When I knit my first sock, I definitely thought the gusset was the most stressful part. I always struggled to make sure that it looked straight and tidy. Even though my gussets might not be perfect, I now find it to be one the most satisfying parts of the sock making process. If you are new to knitting top-down socks, here are some tips and a quick guide to gussets.
What is a sock gusset?
A gusset is the small triangle shape where the sock orientation turns from being vertical, for your leg, to being horizontal, for your foot. It is also the widest part of the sock. This also accommodates the width of your heel.
How do you make a gusset?
When you finish the heel flap and turning the heel, you pick up the gusset along the edge of the heel flap. During the heel flap, patterns instruct you to slip the first stitch of every row. These slipped stitches are what you pick up along the side of the heel flap. I always pick up and knit through both legs of the slipped stitches for a clean, secure gusset.
Here is a short video of what it looks like to pick up the gusset stitches.
- Pick up and knit stitches down one side of the heel.
- Knit the stitches across the foot (that have been resting while you knit the heel flap).
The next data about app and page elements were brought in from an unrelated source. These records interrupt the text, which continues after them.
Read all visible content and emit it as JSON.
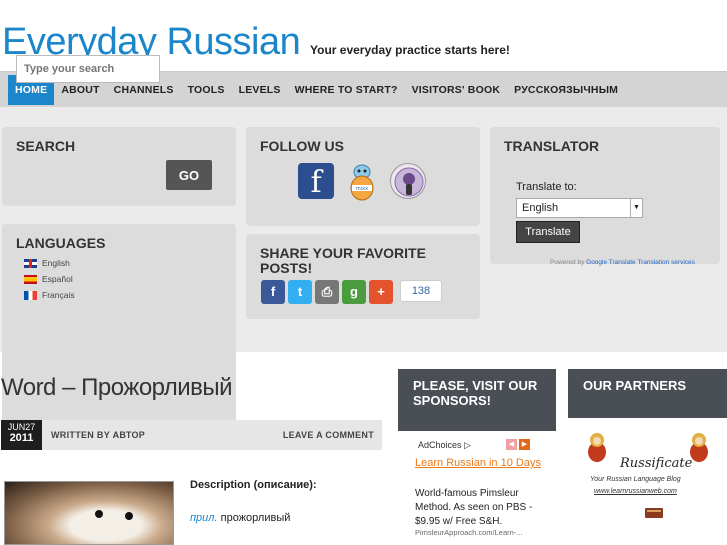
{
  "header": {
    "site_title": "Everyday Russian",
    "tagline": "Your everyday practice starts here!"
  },
  "nav": {
    "items": [
      "HOME",
      "ABOUT",
      "CHANNELS",
      "TOOLS",
      "LEVELS",
      "WHERE TO START?",
      "VISITORS' BOOK",
      "РУССКОЯЗЫЧНЫМ"
    ],
    "active_index": 0
  },
  "colors": {
    "accent": "#1b86c9",
    "nav_bg": "#d4d4d4",
    "widget_bg": "#dcdcdc",
    "sidebar_head": "#4a4e55"
  },
  "search": {
    "title": "SEARCH",
    "placeholder": "Type your search",
    "button_label": "GO"
  },
  "languages": {
    "title": "LANGUAGES",
    "items": [
      {
        "label": "English",
        "flag": "uk-flag-icon"
      },
      {
        "label": "Español",
        "flag": "spain-flag-icon"
      },
      {
        "label": "Français",
        "flag": "france-flag-icon"
      }
    ]
  },
  "follow": {
    "title": "FOLLOW US",
    "icons": [
      "facebook-icon",
      "mixx-icon",
      "podcast-icon"
    ]
  },
  "share": {
    "title": "SHARE YOUR FAVORITE POSTS!",
    "count": "138",
    "icons": [
      "facebook-share-icon",
      "twitter-share-icon",
      "print-share-icon",
      "google-share-icon",
      "more-share-icon"
    ]
  },
  "translator": {
    "title": "TRANSLATOR",
    "label": "Translate to:",
    "selected": "English",
    "button_label": "Translate",
    "powered_prefix": "Powered by",
    "google_translate": "Google Translate",
    "translation_services": "Translation services"
  },
  "post": {
    "title": "Word – Прожорливый",
    "date_month": "JUN27",
    "date_year": "2011",
    "written_by": "WRITTEN BY АВТОР",
    "leave_comment": "LEAVE A COMMENT",
    "desc_label": "Description (описание):",
    "desc_pos": "прил.",
    "desc_word": "прожорливый"
  },
  "sponsors": {
    "title": "PLEASE, VISIT OUR SPONSORS!",
    "adchoices": "AdChoices ▷",
    "ad_link": "Learn Russian in 10 Days",
    "ad_text": "World-famous Pimsleur Method. As seen on PBS - $9.95 w/ Free S&H.",
    "ad_url": "PimsleurApproach.com/Learn-..."
  },
  "partners": {
    "title": "OUR PARTNERS",
    "logo_title": "Russificate",
    "logo_sub": "Your Russian Language Blog",
    "logo_url": "www.learnrussianweb.com"
  }
}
- Pick up and knit the stitches up the other side of the heel flap.
- Now you will be back to knitting across your heel turn stitches, and you are ready to decrease the gusset.
To make sure the gusset looks tidy, the most important thing to think about when picking up the stitches is to consistently work along one column of stitches. Sometimes it can be difficult to see which in column the slipped stitches are. However, just making sure that you are consistent in picking up your stitches, will make the edge look neat when you are finished.
Some patterns may explicitly mention to pick up extra stitches when picking up stitches along the heel flap. Even if they don’t, I still recommend picking up 1 or 2 stitches between the the stitches picked up for the heel flap and the stitches along the top of the foot. This will prevent gaps in the corner of the gusset.
Decreasing the gusset
Once you have picked up and knit all the stitches around the gusset, you will be knitting in the round again. Also, you will have many more stitches on your needles than what you started with. That is why the next part of working the gusset involves decreasing the stitches. This usually takes place every 2nd row on the last 3 stitches before, and the first 3 stitches after knitting across the top of the foot, using K2Tog and SSK stitches. You continue decreasing until the the number of stitches on your needles is the same as what you started with.
I hope this walkthrough of knitting the gusset of a top-down sock was helpful. At the end of the day, it takes practice to get the techniques down. So if you really want to get good at knitting gussets, just make more socks! Do you have any tips or tricks when you are knitting the gusset of a sock?